## Problem to work on
In the entries below, filter for the word "免单队列" and copy every matching line.

Data records for software interfaces:

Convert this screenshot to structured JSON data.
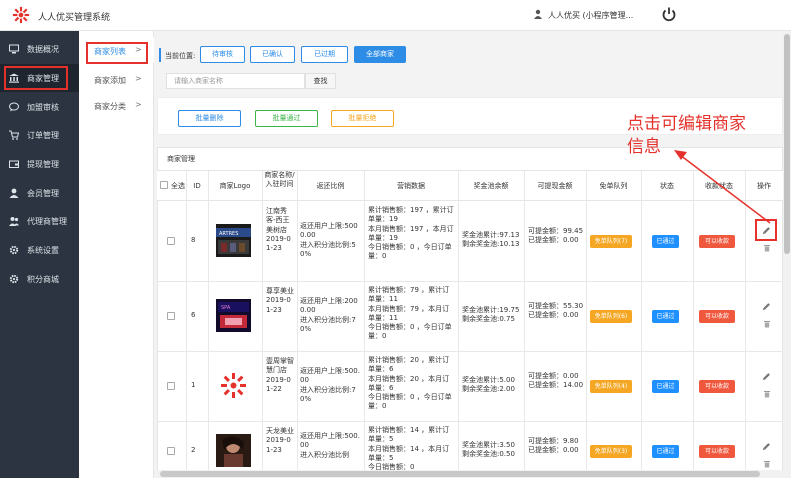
{
  "app": {
    "title": "人人优买管理系统",
    "user": "人人优买 (小程序管理..."
  },
  "sidebar": {
    "items": [
      {
        "label": "数据概况",
        "icon": "monitor-icon"
      },
      {
        "label": "商家管理",
        "icon": "bank-icon",
        "active": true
      },
      {
        "label": "加盟审核",
        "icon": "chat-icon"
      },
      {
        "label": "订单管理",
        "icon": "cart-icon"
      },
      {
        "label": "提现管理",
        "icon": "withdraw-icon"
      },
      {
        "label": "会员管理",
        "icon": "user-icon"
      },
      {
        "label": "代理商管理",
        "icon": "users-icon"
      },
      {
        "label": "系统设置",
        "icon": "gear-icon"
      },
      {
        "label": "积分商城",
        "icon": "gear-icon"
      }
    ]
  },
  "subnav": {
    "items": [
      {
        "label": "商家列表",
        "arrow": ">",
        "active": true
      },
      {
        "label": "商家添加",
        "arrow": ">"
      },
      {
        "label": "商家分类",
        "arrow": ">"
      }
    ]
  },
  "filters": {
    "crumb": "当前位置:",
    "buttons": [
      "待审核",
      "已确认",
      "已过期",
      "全部商家"
    ]
  },
  "search": {
    "placeholder": "请输入商家名称",
    "button": "查找"
  },
  "actions": {
    "delete": "批量删除",
    "approve": "批量通过",
    "reject": "批量拒绝"
  },
  "colors": {
    "accent": "#2c8ce6",
    "danger": "#e5312b",
    "green": "#3bb54a",
    "orange": "#f5a623",
    "queue": "#f5a623",
    "status_blue": "#1e90ff",
    "withdraw_red": "#f0583e"
  },
  "table": {
    "title": "商家管理",
    "headers": {
      "select": "全选",
      "id": "ID",
      "logo": "商家Logo",
      "name": "商家名称/入驻时间",
      "rebate": "返还比例",
      "sales": "营销数据",
      "reward": "奖金池余额",
      "cash": "可提现金额",
      "queue": "免单队列",
      "status": "状态",
      "collect": "收款状态",
      "ops": "操作"
    },
    "rows": [
      {
        "id": "8",
        "name": "江南秀客-西王美树店\n2019-01-23",
        "rebate": "返还用户上限:5000.00\n进入积分池比例:50%",
        "sales": "累计销售额：197 ，累计订单量：19\n本月销售额：197 ，本月订单量：19\n今日销售额：0 ，今日订单量：0",
        "reward": "奖金池累计:97.13\n剩余奖金池:10.13",
        "cash": "可提金额：99.45\n已提金额：0.00",
        "queue": "免单队列(7)",
        "status": "已通过",
        "collect": "可以收款"
      },
      {
        "id": "6",
        "name": "尊享美业\n2019-01-23",
        "rebate": "返还用户上限:2000.00\n进入积分池比例:70%",
        "sales": "累计销售额：79 ，累计订单量：11\n本月销售额：79 ，本月订单量：11\n今日销售额：0 ，今日订单量：0",
        "reward": "奖金池累计:19.75\n剩余奖金池:0.75",
        "cash": "可提金额：55.30\n已提金额：0.00",
        "queue": "免单队列(6)",
        "status": "已通过",
        "collect": "可以收款"
      },
      {
        "id": "1",
        "name": "壹周掌智慧门店\n2019-01-22",
        "rebate": "返还用户上限:500.00\n进入积分池比例:70%",
        "sales": "累计销售额：20 ，累计订单量：6\n本月销售额：20 ，本月订单量：6\n今日销售额：0 ，今日订单量：0",
        "reward": "奖金池累计:5.00\n剩余奖金池:2.00",
        "cash": "可提金额：0.00\n已提金额：14.00",
        "queue": "免单队列(4)",
        "status": "已通过",
        "collect": "可以收款"
      },
      {
        "id": "2",
        "name": "天龙美业\n2019-01-23",
        "rebate": "返还用户上限:500.00\n进入积分池比例",
        "sales": "累计销售额：14 ，累计订单量：5\n本月销售额：14 ，本月订单量：5\n今日销售额：0",
        "reward": "奖金池累计:3.50\n剩余奖金池:0.50",
        "cash": "可提金额：9.80\n已提金额：0.00",
        "queue": "免单队列(3)",
        "status": "已通过",
        "collect": "可以收款"
      }
    ]
  },
  "annotation": "点击可编辑商家\n信息"
}
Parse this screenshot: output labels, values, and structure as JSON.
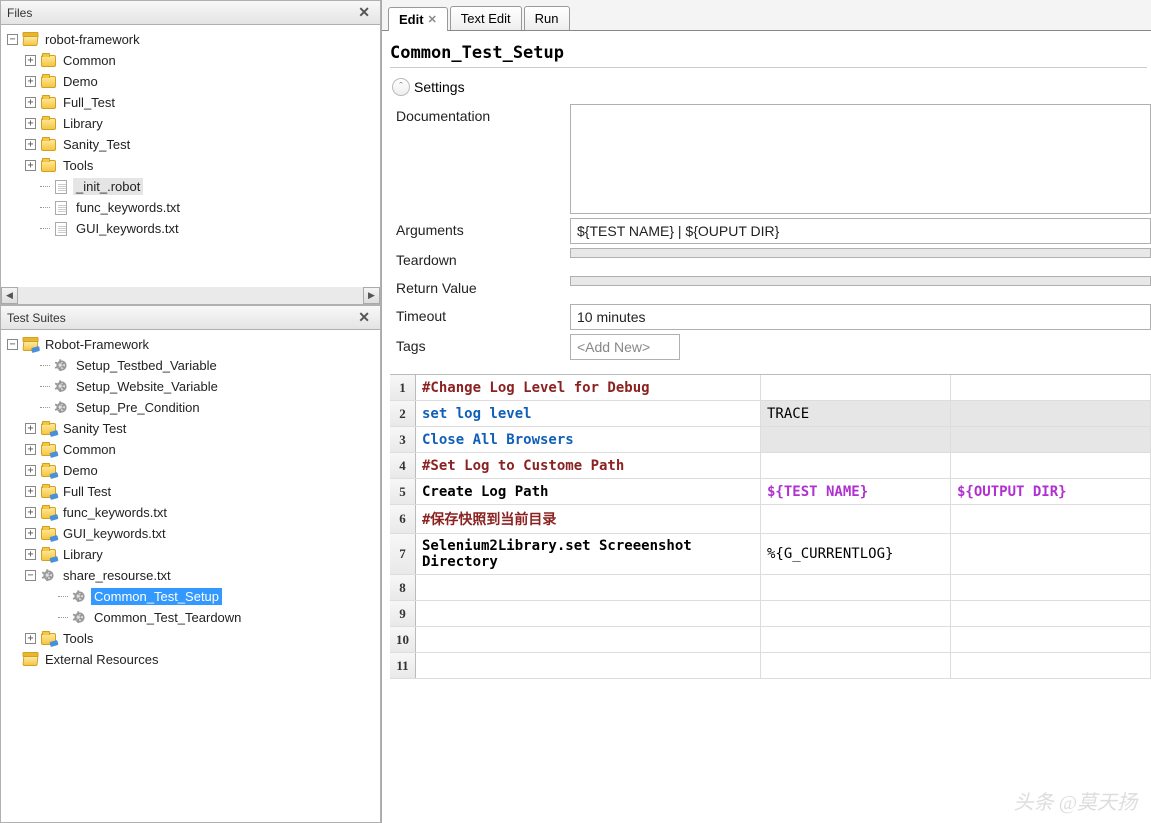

## Output for this exercise
      "queue": "免单队列",
        "queue": "免单队列(7)",
        "queue": "免单队列(6)",
        "queue": "免单队列(4)",
        "queue": "免单队列(3)",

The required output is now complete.